**What is being asked:**
Your answer must be every line of the data that holds the string "Submit".

**Data for analysis:**
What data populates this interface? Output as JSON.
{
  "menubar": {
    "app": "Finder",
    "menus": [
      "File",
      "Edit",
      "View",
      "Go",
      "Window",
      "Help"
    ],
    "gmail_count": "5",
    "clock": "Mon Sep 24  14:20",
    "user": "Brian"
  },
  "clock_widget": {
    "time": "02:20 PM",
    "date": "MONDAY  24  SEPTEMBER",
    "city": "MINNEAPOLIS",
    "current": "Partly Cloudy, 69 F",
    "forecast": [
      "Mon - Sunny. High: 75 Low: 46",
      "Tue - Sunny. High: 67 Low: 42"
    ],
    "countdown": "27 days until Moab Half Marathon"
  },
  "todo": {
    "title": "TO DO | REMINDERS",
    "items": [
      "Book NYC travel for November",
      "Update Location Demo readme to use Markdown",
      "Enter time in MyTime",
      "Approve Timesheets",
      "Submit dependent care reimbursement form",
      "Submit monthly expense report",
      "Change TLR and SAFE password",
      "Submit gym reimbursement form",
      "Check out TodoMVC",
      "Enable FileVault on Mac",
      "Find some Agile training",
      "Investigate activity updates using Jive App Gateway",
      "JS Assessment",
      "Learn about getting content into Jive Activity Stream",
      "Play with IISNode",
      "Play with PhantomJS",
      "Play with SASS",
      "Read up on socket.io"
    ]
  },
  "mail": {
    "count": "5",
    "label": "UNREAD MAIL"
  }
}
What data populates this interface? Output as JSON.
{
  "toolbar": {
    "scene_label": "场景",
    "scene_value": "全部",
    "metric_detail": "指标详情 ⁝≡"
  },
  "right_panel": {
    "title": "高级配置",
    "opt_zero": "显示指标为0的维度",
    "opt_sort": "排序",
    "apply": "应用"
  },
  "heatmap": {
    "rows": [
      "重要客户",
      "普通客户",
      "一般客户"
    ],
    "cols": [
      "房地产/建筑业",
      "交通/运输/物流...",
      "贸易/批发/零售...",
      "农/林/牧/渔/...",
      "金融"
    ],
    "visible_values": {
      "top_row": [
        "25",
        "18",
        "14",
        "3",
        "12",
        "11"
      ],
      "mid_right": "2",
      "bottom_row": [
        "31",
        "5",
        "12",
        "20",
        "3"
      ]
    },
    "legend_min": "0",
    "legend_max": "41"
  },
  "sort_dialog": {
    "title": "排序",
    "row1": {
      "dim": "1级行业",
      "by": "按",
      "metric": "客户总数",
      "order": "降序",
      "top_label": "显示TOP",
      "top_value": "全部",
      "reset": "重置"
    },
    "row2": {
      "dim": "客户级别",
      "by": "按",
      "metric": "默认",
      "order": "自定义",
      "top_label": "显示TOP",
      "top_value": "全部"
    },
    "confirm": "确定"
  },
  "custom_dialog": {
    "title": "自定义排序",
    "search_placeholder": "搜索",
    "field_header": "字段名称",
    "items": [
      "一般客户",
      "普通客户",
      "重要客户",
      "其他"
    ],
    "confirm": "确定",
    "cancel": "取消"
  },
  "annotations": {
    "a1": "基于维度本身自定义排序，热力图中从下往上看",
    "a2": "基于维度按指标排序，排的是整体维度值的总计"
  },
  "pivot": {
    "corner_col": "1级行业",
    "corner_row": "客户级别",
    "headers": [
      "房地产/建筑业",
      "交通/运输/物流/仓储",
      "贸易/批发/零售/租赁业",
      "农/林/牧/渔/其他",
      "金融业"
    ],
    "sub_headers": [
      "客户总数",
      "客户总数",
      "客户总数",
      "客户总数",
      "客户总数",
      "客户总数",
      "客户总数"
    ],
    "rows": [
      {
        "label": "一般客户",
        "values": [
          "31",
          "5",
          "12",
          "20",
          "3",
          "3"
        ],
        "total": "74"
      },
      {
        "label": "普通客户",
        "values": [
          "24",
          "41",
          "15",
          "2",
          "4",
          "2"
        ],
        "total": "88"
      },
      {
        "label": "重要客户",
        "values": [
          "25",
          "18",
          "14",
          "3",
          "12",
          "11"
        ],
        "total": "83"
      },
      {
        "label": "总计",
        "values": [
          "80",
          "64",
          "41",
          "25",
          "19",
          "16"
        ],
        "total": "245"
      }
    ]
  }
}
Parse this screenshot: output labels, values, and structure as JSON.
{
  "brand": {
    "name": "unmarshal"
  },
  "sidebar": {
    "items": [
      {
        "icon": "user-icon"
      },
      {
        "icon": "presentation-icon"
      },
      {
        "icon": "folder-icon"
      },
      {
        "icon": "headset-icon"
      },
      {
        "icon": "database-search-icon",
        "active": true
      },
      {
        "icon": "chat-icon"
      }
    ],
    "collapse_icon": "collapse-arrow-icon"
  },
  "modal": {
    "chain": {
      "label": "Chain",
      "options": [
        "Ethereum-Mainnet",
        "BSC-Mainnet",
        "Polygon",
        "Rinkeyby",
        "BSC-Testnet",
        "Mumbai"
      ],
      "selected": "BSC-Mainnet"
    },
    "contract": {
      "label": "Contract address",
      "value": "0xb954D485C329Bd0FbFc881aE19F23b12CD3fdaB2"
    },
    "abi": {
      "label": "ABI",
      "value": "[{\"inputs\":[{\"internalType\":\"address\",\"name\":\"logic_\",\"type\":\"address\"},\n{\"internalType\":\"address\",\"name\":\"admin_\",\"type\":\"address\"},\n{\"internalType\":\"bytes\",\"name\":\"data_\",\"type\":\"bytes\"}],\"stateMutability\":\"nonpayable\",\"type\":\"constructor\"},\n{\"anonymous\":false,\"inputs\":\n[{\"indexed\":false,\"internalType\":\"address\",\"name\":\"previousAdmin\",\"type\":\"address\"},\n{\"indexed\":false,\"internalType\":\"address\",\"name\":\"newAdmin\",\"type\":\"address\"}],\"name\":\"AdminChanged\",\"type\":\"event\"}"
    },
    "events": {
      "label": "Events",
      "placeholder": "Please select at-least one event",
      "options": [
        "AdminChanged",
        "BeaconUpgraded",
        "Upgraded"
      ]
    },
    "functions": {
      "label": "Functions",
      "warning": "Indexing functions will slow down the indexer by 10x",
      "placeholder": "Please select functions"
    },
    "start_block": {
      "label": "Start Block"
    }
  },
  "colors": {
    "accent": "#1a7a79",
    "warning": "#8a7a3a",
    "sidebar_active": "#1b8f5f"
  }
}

**Solved exercise:**
      "Submit dependent care reimbursement form",
      "Submit monthly expense report",
      "Submit gym reimbursement form",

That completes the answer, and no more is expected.